Let me start by apologizing to anyone who went to see “Battlefield Earth.”
Clearly anything as heavily reliant on Scientology mythos and involvement is bound to start stinking up the place pretty quickly, but Shapiro is quick to point out that his original screenplay was very different to the movie that eventually got made.
It wasn’t as I intended — promise. No one sets out to make a train wreck. Actually, comparing it to a train wreck isn’t really fair to train wrecks, because people actually want to watch those.
However, I have the utmost respect for the guy’s reasoning:
It started, as so many of my choices do, with my Willy Wonker.
It was 1994, and I had read an article in Premiere magazine saying that the Celebrity Center, the Scientology epicenter in Los Angeles, was a great place to meet women.
Trying to get laid eventually led Shapiro to an offer to write a movie and lunch with John Travolta. Anything that starts with you trying to get laid and leads to John Travolta should automatically set off every warning bell you’ve ever had, but there you go.
It’s a long and very amusing story – follow the link above to read the whole thing, it’s well worth it – but a few key lines really stand out for me. There’s this:
A few days after I finished the script, a very excited Travolta called, told me he “loved it,” and wanted to have dinner. At dinner, John said again how much he loved the script and called it “The ‘Schindler’s List’ of sci-fi.”
After a couple of rounds of changes to Shapiro’s original screenplay he was expecting everything to be wrapped up when:
I got another batch of notes. I thought it was a joke. They changed the entire tone. I knew these notes would kill the movie. The notes wanted me to lose key scenes, add ridiculous scenes, take out some of the key characters. I asked Mike where they came from. He said, “From us.” But when I pressed him, he said, “From John’s camp, but we agree with them.”
I refused to incorporate the notes into the script and was fired.

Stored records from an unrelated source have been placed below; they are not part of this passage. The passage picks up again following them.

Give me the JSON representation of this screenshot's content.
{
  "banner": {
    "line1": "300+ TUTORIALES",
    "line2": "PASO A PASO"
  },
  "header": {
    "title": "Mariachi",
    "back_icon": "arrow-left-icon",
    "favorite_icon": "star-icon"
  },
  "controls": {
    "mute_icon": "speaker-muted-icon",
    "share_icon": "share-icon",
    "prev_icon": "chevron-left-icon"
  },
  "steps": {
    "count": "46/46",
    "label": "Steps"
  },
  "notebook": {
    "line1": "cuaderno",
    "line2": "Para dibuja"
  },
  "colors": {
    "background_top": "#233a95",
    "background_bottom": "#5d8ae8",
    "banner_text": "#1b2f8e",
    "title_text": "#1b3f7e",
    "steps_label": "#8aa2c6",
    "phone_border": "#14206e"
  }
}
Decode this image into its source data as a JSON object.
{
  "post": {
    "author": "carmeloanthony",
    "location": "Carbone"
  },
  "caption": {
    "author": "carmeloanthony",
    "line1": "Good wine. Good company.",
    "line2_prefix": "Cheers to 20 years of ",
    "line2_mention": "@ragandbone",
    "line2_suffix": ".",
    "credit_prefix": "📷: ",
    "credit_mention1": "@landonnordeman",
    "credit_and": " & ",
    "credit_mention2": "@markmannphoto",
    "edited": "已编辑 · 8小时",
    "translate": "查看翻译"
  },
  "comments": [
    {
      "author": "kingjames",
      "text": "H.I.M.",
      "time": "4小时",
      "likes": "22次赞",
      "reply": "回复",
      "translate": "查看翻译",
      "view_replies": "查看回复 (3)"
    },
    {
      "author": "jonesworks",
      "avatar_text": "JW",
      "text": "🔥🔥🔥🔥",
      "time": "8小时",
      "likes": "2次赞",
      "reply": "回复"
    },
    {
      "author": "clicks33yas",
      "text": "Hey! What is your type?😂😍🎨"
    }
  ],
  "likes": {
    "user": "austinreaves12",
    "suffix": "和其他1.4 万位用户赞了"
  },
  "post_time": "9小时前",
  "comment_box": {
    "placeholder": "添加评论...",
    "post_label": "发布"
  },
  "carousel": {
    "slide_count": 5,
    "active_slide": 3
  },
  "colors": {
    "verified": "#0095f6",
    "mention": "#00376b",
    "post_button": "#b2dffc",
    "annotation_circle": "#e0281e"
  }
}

Shapiro kept his name on the movie to get paid, and no one can blame him for that. And he is also pretty philosophical about it:
Now, looking back at the movie with fresh eyes, I can’t help but be strangely proud of it. Because out of all the sucky movies, mine is the suckiest.
I like this Shapiro guy.
(Thanks to Chris for putting me onto this story!)